Page and application data records
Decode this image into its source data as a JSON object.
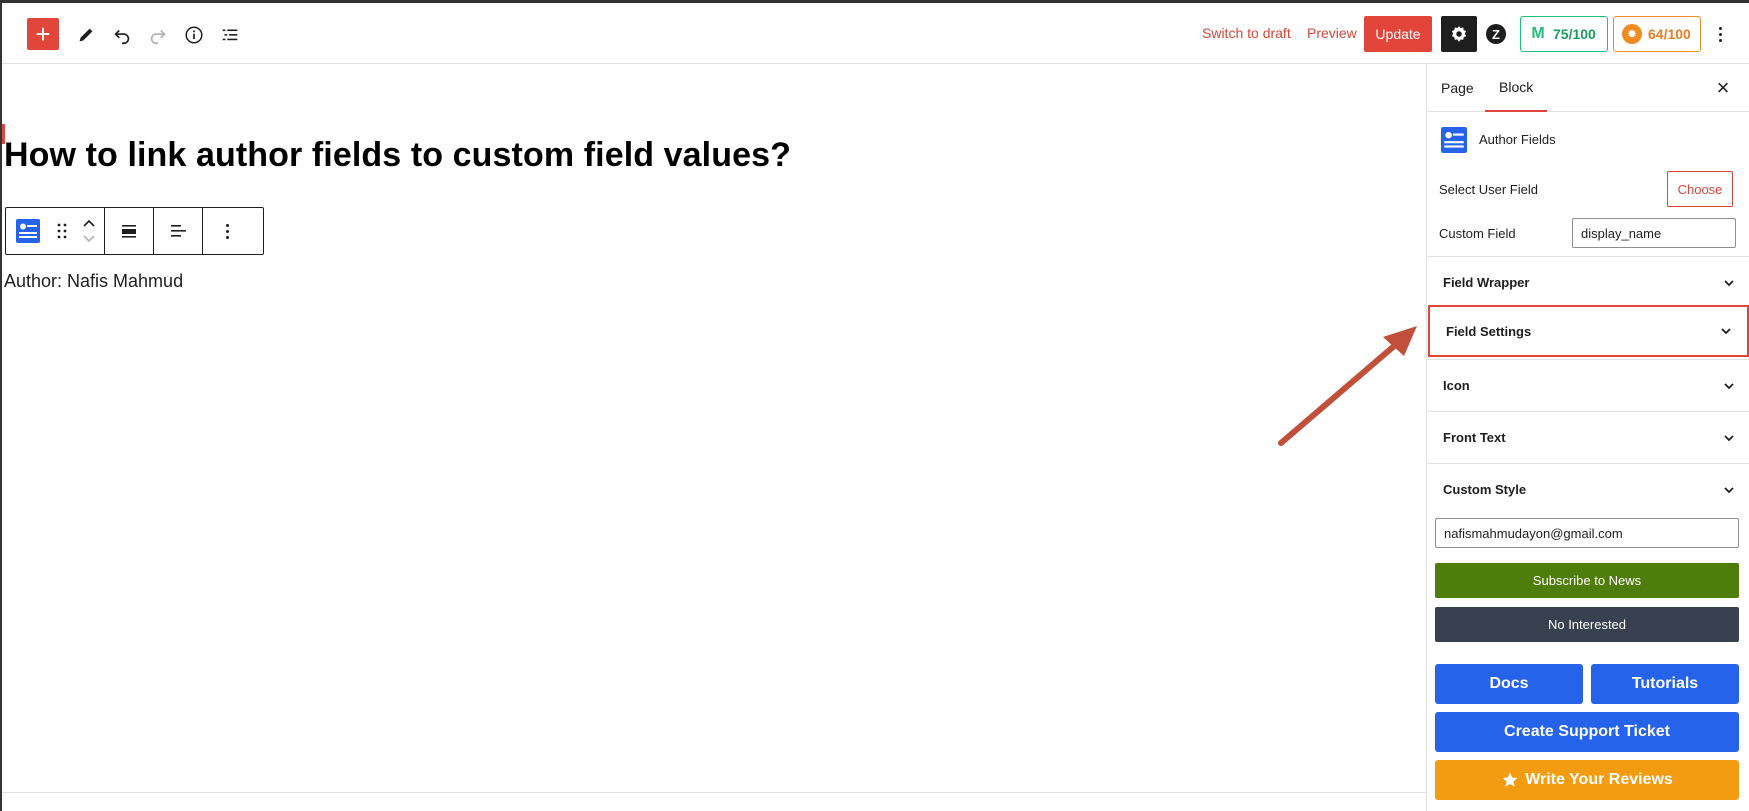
{
  "toolbar": {
    "add_icon": "plus-icon",
    "add_label": "+",
    "switch_to_draft": "Switch to draft",
    "preview": "Preview",
    "update": "Update",
    "score_seo": "75/100",
    "score_readability": "64/100"
  },
  "post": {
    "title": "How to link author fields to custom field values?",
    "author_line": "Author: Nafis Mahmud"
  },
  "sidebar": {
    "tabs": [
      {
        "label": "Page"
      },
      {
        "label": "Block"
      }
    ],
    "active_tab": "Block",
    "block_name": "Author Fields",
    "select_user_field_label": "Select User Field",
    "choose_label": "Choose",
    "custom_field_label": "Custom Field",
    "custom_field_value": "display_name",
    "panels": [
      {
        "label": "Field Wrapper"
      },
      {
        "label": "Field Settings"
      },
      {
        "label": "Icon"
      },
      {
        "label": "Front Text"
      },
      {
        "label": "Custom Style"
      }
    ],
    "email_value": "nafismahmudayon@gmail.com",
    "subscribe_label": "Subscribe to News",
    "no_interested_label": "No Interested",
    "docs_label": "Docs",
    "tutorials_label": "Tutorials",
    "support_label": "Create Support Ticket",
    "review_label": "Write Your Reviews"
  },
  "colors": {
    "accent": "#e2463a",
    "subscribe": "#4e7d0b",
    "dark_button": "#394150",
    "blue_button": "#2563eb",
    "review_button": "#f39c12",
    "annotation_arrow": "#c0503a"
  }
}
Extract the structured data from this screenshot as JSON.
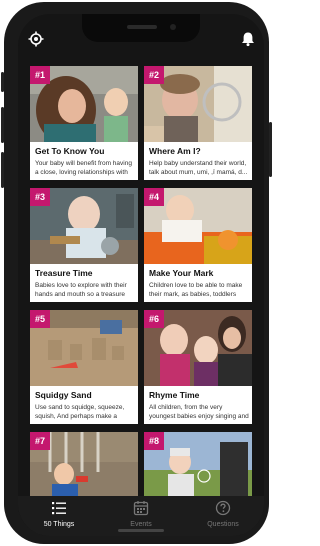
{
  "colors": {
    "badge": "#c4186e",
    "screen_bg": "#151515",
    "nav_bg": "#1c1c1c"
  },
  "header": {
    "left_icon": "location-icon",
    "right_icon": "bell-icon"
  },
  "cards": [
    {
      "badge": "#1",
      "title": "Get To Know You",
      "desc": "Your baby will benefit from having a close, loving relationships with t..."
    },
    {
      "badge": "#2",
      "title": "Where Am I?",
      "desc": "Help baby understand their world, talk about mum, umi, ,ï mamá, d..."
    },
    {
      "badge": "#3",
      "title": "Treasure Time",
      "desc": "Babies love to explore with their hands and mouth so a treasure ba..."
    },
    {
      "badge": "#4",
      "title": "Make Your Mark",
      "desc": "Children love to be able to make their mark, as babies, toddlers and..."
    },
    {
      "badge": "#5",
      "title": "Squidgy Sand",
      "desc": "Use sand to squidge, squeeze, squish, And perhaps make a sand..."
    },
    {
      "badge": "#6",
      "title": "Rhyme Time",
      "desc": "All children, from the very youngest babies enjoy singing and rhymes. ..."
    },
    {
      "badge": "#7",
      "title": "",
      "desc": ""
    },
    {
      "badge": "#8",
      "title": "",
      "desc": ""
    }
  ],
  "nav": [
    {
      "label": "50 Things",
      "icon": "list-icon"
    },
    {
      "label": "Events",
      "icon": "calendar-icon"
    },
    {
      "label": "Questions",
      "icon": "help-icon"
    }
  ]
}
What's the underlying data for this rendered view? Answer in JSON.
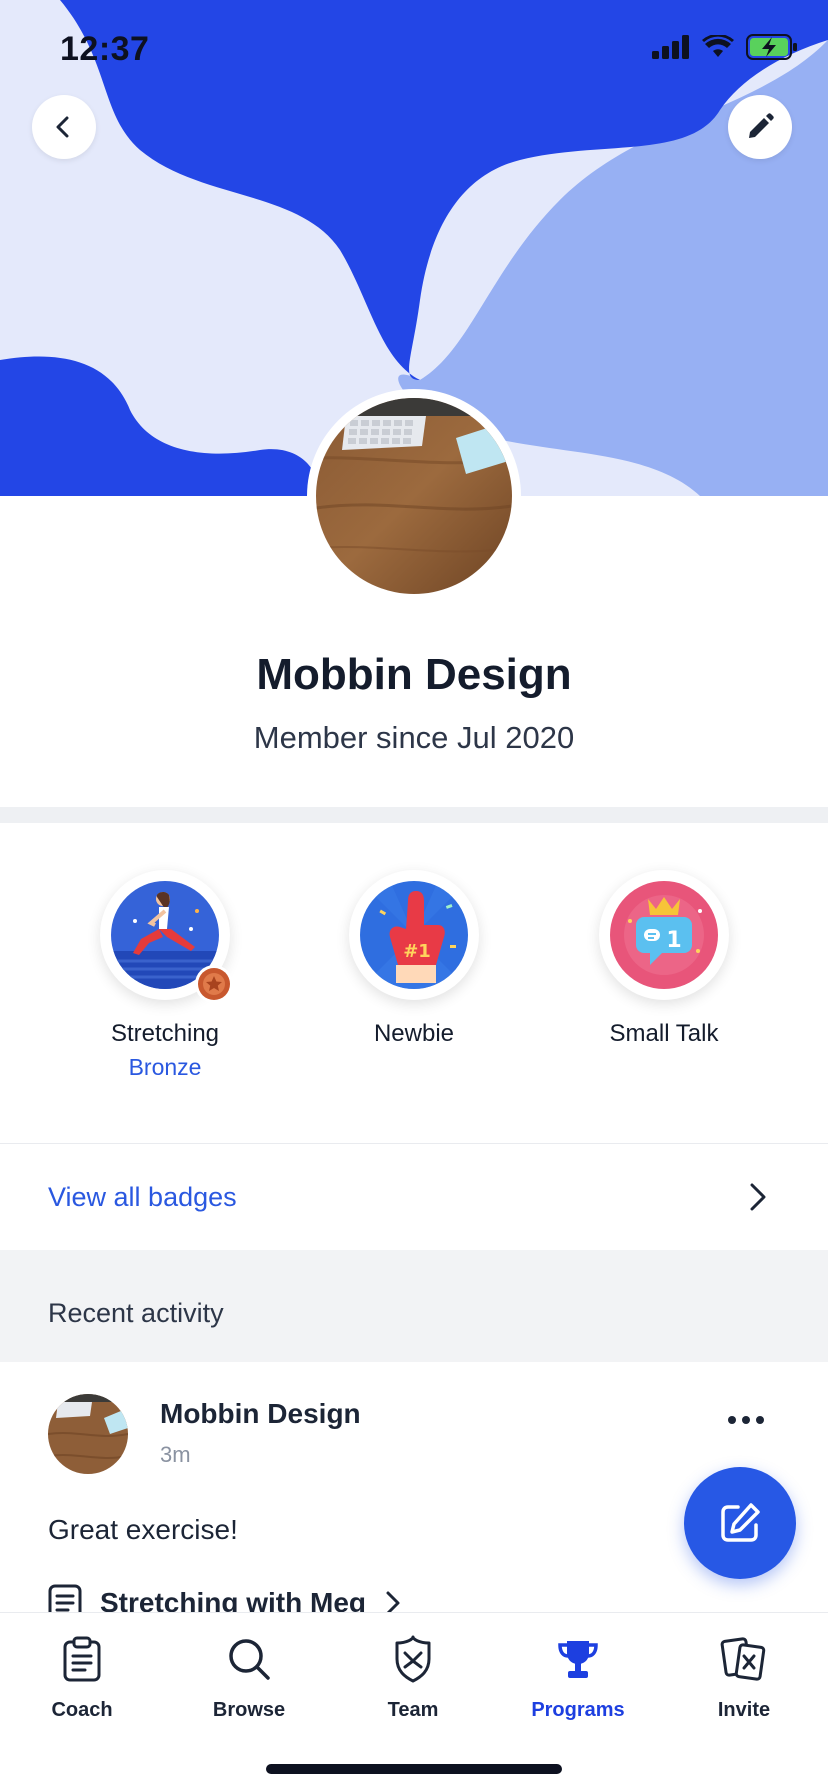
{
  "status_bar": {
    "time": "12:37"
  },
  "profile": {
    "name": "Mobbin Design",
    "member_since": "Member since Jul 2020"
  },
  "badges": [
    {
      "label": "Stretching",
      "level": "Bronze",
      "icon": "stretching-badge-icon"
    },
    {
      "label": "Newbie",
      "level": "",
      "icon": "foam-finger-badge-icon"
    },
    {
      "label": "Small Talk",
      "level": "",
      "icon": "chat-crown-badge-icon"
    }
  ],
  "view_all_badges": "View all badges",
  "recent_activity": {
    "title": "Recent activity",
    "post": {
      "author": "Mobbin Design",
      "time": "3m",
      "text": "Great exercise!",
      "link_text": "Stretching with Meg"
    }
  },
  "tabs": [
    {
      "label": "Coach",
      "icon": "clipboard-icon",
      "active": false
    },
    {
      "label": "Browse",
      "icon": "search-icon",
      "active": false
    },
    {
      "label": "Team",
      "icon": "shield-icon",
      "active": false
    },
    {
      "label": "Programs",
      "icon": "trophy-icon",
      "active": true
    },
    {
      "label": "Invite",
      "icon": "invite-cards-icon",
      "active": false
    }
  ],
  "colors": {
    "primary": "#2a58e0",
    "header_dark": "#2346e6",
    "header_light": "#e4e9fb",
    "header_mid": "#97b0f3",
    "fab": "#2758e5"
  }
}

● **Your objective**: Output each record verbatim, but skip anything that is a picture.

● **Answer space**:
Decode this image into its source data as a JSON object.
{
  "toolbar": {
    "add_icon": "plus-icon",
    "add_label": "+",
    "switch_to_draft": "Switch to draft",
    "preview": "Preview",
    "update": "Update",
    "score_seo": "75/100",
    "score_readability": "64/100"
  },
  "post": {
    "title": "How to link author fields to custom field values?",
    "author_line": "Author: Nafis Mahmud"
  },
  "sidebar": {
    "tabs": [
      {
        "label": "Page"
      },
      {
        "label": "Block"
      }
    ],
    "active_tab": "Block",
    "block_name": "Author Fields",
    "select_user_field_label": "Select User Field",
    "choose_label": "Choose",
    "custom_field_label": "Custom Field",
    "custom_field_value": "display_name",
    "panels": [
      {
        "label": "Field Wrapper"
      },
      {
        "label": "Field Settings"
      },
      {
        "label": "Icon"
      },
      {
        "label": "Front Text"
      },
      {
        "label": "Custom Style"
      }
    ],
    "email_value": "nafismahmudayon@gmail.com",
    "subscribe_label": "Subscribe to News",
    "no_interested_label": "No Interested",
    "docs_label": "Docs",
    "tutorials_label": "Tutorials",
    "support_label": "Create Support Ticket",
    "review_label": "Write Your Reviews"
  },
  "colors": {
    "accent": "#e2463a",
    "subscribe": "#4e7d0b",
    "dark_button": "#394150",
    "blue_button": "#2563eb",
    "review_button": "#f39c12",
    "annotation_arrow": "#c0503a"
  }
}
Extract the structured data from this screenshot as JSON.
{
  "colors": {
    "badge": "#c4186e",
    "screen_bg": "#151515",
    "nav_bg": "#1c1c1c"
  },
  "header": {
    "left_icon": "location-icon",
    "right_icon": "bell-icon"
  },
  "cards": [
    {
      "badge": "#1",
      "title": "Get To Know You",
      "desc": "Your baby will benefit from having a close, loving relationships with t..."
    },
    {
      "badge": "#2",
      "title": "Where Am I?",
      "desc": "Help baby understand their world, talk about mum, umi, ,ï mamá, d..."
    },
    {
      "badge": "#3",
      "title": "Treasure Time",
      "desc": "Babies love to explore with their hands and mouth so a treasure ba..."
    },
    {
      "badge": "#4",
      "title": "Make Your Mark",
      "desc": "Children love to be able to make their mark, as babies, toddlers and..."
    },
    {
      "badge": "#5",
      "title": "Squidgy Sand",
      "desc": "Use sand to squidge, squeeze, squish, And perhaps make a sand..."
    },
    {
      "badge": "#6",
      "title": "Rhyme Time",
      "desc": "All children, from the very youngest babies enjoy singing and rhymes. ..."
    },
    {
      "badge": "#7",
      "title": "",
      "desc": ""
    },
    {
      "badge": "#8",
      "title": "",
      "desc": ""
    }
  ],
  "nav": [
    {
      "label": "50 Things",
      "icon": "list-icon"
    },
    {
      "label": "Events",
      "icon": "calendar-icon"
    },
    {
      "label": "Questions",
      "icon": "help-icon"
    }
  ]
}
What's the underlying data for this rendered view? Answer in JSON.
{
  "status_bar": {
    "time": "12:37"
  },
  "profile": {
    "name": "Mobbin Design",
    "member_since": "Member since Jul 2020"
  },
  "badges": [
    {
      "label": "Stretching",
      "level": "Bronze",
      "icon": "stretching-badge-icon"
    },
    {
      "label": "Newbie",
      "level": "",
      "icon": "foam-finger-badge-icon"
    },
    {
      "label": "Small Talk",
      "level": "",
      "icon": "chat-crown-badge-icon"
    }
  ],
  "view_all_badges": "View all badges",
  "recent_activity": {
    "title": "Recent activity",
    "post": {
      "author": "Mobbin Design",
      "time": "3m",
      "text": "Great exercise!",
      "link_text": "Stretching with Meg"
    }
  },
  "tabs": [
    {
      "label": "Coach",
      "icon": "clipboard-icon",
      "active": false
    },
    {
      "label": "Browse",
      "icon": "search-icon",
      "active": false
    },
    {
      "label": "Team",
      "icon": "shield-icon",
      "active": false
    },
    {
      "label": "Programs",
      "icon": "trophy-icon",
      "active": true
    },
    {
      "label": "Invite",
      "icon": "invite-cards-icon",
      "active": false
    }
  ],
  "colors": {
    "primary": "#2a58e0",
    "header_dark": "#2346e6",
    "header_light": "#e4e9fb",
    "header_mid": "#97b0f3",
    "fab": "#2758e5"
  }
}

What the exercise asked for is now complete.